- Size: 158 x 65mm
- Paper type: Polymer
- Colour: Green
The Australian one-hundred dollar note is a denomination of Australian currency. The new polymer banknote was issued on 29 October 2020 and depicts the same historical characters that it has since 1996. A portrait of Аustralian operatic soprano Dame Nellie Melba is featured on the obverse of the note. She became one of the most famous singers of the late Victorian era and the early 20th century and was the first Australian to achieve international recognition as a classical musician. Аn Australian civil engineer and an Australian military commander of the First World War General Sir John Monash is featured on the reverse of the banknote.
Each denomination of the new series of Australian dollar banknotes will feature a different species of Australian wattle and a native bird within a number of the security features. On the $100 banknote, these are the Golden Wattle (Acacia pycnantha) and the Masked Owl.
Portrait of Dame Nellie Melba
This portrait of Dame Nellie Melba, an internationally renowned soprano, is drawn from a photograph in Melba: A Biography published in 1909, written by Agnes G. Murphy.
Melba as Rosina Fhoto
The image is a photograph of Dame Nellie Melba in costume as Rosina in Rossini's Barber of Seville. It was taken by Leopold Emile Reutlinger in 1896. The music score is a small section of Puccini's La Bohème.
Source: Lilydale & District Historical Society.
The monogram is from the cover of Melba's homecoming concert tour programme in 1902.
Source: Australian Performing Arts Collection, Arts Centre Melbourne.
Portrait of Sir John Monash
This portrait of Sir John Monash is drawn from a photograph taken in 1912 currently held by the National Library of Australia.
Source: Papers of Sir John Monash, National Library of Australia, MS1884, Series 15, Box 237.
Shrine of Remembrance
The Shrine of Remembrance represents Monash's distinguished military service and his support of veterans following the end of the First World War. Red poppies are often used to signify remembrance.
The Fyansford Bridge represents Sir John Monash's legacy as an engineer. It was built by Monash & Anderson, a partnership between Monash and Mr J.T. Noble Anderson. The bridge was opened to the public in 1900.
Source: Pictures Collection, State Library Victoria.
Security features can help you to tell if a new Australian one-hundred dollar note is fake or real.
Look for multiple security features in the clear top-to-bottom window. The window should be an integral part of the banknote and not an addition. Check that the security features in the window cannot be easily rubbed off.
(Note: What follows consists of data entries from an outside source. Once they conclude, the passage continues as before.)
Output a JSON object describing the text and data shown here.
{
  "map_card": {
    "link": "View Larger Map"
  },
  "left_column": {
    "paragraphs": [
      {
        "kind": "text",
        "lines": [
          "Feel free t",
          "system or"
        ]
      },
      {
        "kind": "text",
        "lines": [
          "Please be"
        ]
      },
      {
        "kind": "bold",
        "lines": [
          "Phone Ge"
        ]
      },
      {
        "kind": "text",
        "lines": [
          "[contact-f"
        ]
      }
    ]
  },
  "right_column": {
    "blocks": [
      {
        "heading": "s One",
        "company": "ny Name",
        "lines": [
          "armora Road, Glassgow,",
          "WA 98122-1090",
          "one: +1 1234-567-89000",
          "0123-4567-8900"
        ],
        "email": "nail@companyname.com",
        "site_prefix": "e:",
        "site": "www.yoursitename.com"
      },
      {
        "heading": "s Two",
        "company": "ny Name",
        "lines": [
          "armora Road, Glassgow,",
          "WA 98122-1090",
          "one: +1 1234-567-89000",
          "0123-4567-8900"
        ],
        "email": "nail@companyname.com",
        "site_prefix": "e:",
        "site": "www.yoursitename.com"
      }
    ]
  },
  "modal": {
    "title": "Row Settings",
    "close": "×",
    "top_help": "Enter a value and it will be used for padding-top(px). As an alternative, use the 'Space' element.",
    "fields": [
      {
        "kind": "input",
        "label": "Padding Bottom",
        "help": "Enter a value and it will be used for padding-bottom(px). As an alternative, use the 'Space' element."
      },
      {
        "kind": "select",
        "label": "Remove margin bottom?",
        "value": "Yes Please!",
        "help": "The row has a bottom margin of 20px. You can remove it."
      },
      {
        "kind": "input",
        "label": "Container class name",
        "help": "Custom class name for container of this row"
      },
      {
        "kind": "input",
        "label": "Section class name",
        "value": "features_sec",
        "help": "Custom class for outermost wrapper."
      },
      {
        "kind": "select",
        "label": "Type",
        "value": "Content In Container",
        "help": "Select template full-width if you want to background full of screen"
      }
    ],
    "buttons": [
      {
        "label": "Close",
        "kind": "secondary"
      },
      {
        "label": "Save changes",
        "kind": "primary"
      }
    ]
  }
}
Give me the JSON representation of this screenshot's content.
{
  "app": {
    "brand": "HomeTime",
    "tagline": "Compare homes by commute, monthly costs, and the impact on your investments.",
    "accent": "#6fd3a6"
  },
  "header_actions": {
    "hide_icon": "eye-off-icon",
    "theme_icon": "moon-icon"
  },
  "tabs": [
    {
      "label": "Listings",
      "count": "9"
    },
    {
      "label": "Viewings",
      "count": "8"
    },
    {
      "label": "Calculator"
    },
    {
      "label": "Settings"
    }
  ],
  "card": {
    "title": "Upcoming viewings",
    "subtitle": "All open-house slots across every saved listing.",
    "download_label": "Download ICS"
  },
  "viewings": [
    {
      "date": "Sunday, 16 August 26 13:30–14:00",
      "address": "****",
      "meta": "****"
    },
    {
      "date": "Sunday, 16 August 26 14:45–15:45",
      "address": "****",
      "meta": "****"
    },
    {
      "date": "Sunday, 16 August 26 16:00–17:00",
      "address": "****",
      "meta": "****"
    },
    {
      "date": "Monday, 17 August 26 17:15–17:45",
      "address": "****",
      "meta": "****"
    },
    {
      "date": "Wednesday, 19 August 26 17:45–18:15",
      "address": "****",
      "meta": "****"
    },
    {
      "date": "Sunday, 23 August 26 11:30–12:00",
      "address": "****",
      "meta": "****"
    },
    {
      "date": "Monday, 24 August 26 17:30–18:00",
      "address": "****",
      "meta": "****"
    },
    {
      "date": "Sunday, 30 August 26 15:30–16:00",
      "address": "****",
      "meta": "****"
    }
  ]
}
Tilt the banknote to see a three-dimensional fan with colourful lines.
Tilt the banknote to see colours change within the owl's wings.
Tilt the banknote to see the number ‘100’ change direction within the Shrine of Remembrance.
Fan clear window
Look for a fan in a small clear window.
Rolling colour effect
On the reverse of the Australian one-hundred dollar note in the top-right corner you will see a rolling colour effect, which is visible on both sides of the banknote.
On the obverse of banknote you will see a rolling colour effect, which is visible on both sides of the banknote.
Feel the distinctive texture of the raised, dark printing.
Feel for five raised bumps on each of the long edges of the banknote.
Look for tiny, clearly defined text in multiple locations on the banknote. This includes an excerpt from Melba's autobiography Melodies and Memories.
Under UV light
On the obverse of banknote you will see an owl and wattle branch that fluoresce under UV light. On the reverse of the Australian one-hundred dollar note you will see a serial number and year of print that fluoresce under UV light.